Identify each line below containing the string "text" and copy it.

------ Data extract ------

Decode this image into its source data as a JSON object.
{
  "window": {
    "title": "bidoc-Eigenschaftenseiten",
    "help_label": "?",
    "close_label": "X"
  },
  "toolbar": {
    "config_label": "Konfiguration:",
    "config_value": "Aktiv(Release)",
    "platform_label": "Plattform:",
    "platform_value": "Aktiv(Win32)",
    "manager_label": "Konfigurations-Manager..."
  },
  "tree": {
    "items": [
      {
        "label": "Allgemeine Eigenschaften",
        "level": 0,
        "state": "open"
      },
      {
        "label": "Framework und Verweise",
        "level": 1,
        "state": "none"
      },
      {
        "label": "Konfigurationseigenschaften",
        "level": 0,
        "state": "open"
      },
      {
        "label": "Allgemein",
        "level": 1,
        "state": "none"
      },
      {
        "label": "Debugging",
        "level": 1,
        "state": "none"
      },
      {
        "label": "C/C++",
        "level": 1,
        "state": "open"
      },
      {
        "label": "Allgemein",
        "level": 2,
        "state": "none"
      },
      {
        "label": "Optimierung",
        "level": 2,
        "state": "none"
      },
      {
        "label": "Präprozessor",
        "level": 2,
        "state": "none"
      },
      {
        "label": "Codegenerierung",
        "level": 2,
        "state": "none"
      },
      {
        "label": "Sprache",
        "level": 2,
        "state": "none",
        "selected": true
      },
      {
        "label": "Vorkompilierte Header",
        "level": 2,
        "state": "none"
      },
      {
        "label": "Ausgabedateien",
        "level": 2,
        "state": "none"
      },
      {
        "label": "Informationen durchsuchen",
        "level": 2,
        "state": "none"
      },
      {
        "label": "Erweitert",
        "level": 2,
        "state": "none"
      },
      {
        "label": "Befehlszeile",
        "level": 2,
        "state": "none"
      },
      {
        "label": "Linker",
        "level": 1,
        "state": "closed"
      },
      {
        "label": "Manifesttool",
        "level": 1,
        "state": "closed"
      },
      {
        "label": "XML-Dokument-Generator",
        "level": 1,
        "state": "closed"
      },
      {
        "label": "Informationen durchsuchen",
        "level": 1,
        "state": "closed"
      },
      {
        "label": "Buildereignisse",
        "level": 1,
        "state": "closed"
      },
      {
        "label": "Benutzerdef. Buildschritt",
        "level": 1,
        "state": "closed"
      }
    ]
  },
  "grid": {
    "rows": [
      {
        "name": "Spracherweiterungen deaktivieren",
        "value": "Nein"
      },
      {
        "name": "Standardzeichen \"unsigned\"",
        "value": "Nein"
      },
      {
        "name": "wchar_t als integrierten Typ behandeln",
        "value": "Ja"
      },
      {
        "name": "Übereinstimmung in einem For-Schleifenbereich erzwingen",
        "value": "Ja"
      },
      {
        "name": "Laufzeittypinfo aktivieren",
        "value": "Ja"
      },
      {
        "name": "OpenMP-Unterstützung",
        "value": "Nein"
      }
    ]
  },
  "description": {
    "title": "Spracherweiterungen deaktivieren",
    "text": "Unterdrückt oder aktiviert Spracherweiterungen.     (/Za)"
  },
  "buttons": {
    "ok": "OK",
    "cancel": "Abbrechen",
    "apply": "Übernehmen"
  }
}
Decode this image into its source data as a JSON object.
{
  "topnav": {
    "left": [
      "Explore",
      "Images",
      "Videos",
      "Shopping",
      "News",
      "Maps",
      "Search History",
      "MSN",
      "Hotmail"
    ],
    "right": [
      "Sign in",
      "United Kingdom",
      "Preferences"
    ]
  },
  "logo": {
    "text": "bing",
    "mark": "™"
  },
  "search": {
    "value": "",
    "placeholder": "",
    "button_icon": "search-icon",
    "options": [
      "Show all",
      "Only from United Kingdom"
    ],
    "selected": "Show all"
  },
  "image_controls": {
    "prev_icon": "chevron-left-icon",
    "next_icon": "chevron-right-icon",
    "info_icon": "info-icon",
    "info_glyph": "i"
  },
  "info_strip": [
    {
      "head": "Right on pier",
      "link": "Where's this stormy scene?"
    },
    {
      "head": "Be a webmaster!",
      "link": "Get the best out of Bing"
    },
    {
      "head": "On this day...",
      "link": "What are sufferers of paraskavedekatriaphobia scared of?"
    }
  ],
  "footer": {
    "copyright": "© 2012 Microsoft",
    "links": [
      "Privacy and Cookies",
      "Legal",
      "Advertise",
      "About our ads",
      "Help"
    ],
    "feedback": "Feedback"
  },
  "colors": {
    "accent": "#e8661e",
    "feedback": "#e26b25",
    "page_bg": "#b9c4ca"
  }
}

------
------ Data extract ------

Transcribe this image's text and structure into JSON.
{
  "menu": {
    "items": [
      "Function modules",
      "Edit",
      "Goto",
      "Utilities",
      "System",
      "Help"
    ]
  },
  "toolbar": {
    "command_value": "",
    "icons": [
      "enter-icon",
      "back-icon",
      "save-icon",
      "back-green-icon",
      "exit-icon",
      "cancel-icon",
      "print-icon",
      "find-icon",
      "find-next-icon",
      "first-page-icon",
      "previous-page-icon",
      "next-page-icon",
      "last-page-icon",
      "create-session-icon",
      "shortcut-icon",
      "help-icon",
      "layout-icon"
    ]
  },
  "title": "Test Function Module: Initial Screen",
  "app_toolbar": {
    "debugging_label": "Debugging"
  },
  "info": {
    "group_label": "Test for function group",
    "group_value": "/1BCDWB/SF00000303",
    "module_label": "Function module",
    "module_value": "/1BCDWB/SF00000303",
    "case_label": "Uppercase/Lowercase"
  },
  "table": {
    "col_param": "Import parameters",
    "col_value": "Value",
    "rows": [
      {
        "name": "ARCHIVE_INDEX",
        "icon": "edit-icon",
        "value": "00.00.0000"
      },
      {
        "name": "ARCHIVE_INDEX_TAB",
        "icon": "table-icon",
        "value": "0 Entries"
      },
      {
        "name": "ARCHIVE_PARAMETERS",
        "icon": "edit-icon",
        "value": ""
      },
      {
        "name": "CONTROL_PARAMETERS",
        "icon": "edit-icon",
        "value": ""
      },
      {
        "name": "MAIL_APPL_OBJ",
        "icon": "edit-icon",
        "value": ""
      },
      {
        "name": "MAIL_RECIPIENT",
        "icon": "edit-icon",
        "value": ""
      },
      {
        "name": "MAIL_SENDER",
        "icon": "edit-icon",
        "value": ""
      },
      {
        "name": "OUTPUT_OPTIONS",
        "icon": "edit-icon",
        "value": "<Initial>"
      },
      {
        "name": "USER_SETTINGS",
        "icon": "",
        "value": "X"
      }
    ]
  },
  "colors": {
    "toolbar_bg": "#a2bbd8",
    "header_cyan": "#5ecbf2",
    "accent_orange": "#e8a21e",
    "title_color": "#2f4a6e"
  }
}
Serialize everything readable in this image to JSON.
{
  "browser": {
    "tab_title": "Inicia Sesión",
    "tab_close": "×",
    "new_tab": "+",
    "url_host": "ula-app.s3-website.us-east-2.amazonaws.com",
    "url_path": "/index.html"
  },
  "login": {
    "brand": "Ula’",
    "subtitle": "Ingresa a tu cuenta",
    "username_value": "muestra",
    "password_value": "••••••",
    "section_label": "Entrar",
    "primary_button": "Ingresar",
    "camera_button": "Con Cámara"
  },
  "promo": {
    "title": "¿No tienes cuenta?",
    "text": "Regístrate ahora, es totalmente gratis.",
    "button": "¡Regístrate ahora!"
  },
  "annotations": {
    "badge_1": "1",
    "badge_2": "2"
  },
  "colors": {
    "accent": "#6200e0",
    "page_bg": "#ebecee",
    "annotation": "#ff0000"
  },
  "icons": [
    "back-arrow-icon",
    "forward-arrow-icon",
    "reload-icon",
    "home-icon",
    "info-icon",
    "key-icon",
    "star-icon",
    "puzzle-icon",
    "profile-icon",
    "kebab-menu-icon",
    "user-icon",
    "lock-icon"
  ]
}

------

= Response box =
    "text": "Unterdrückt oder aktiviert Spracherweiterungen.     (/Za)"
    "text": "bing",
Transcribe this image's text and structure into JSON.
    "text": "Regístrate ahora, es totalmente gratis.",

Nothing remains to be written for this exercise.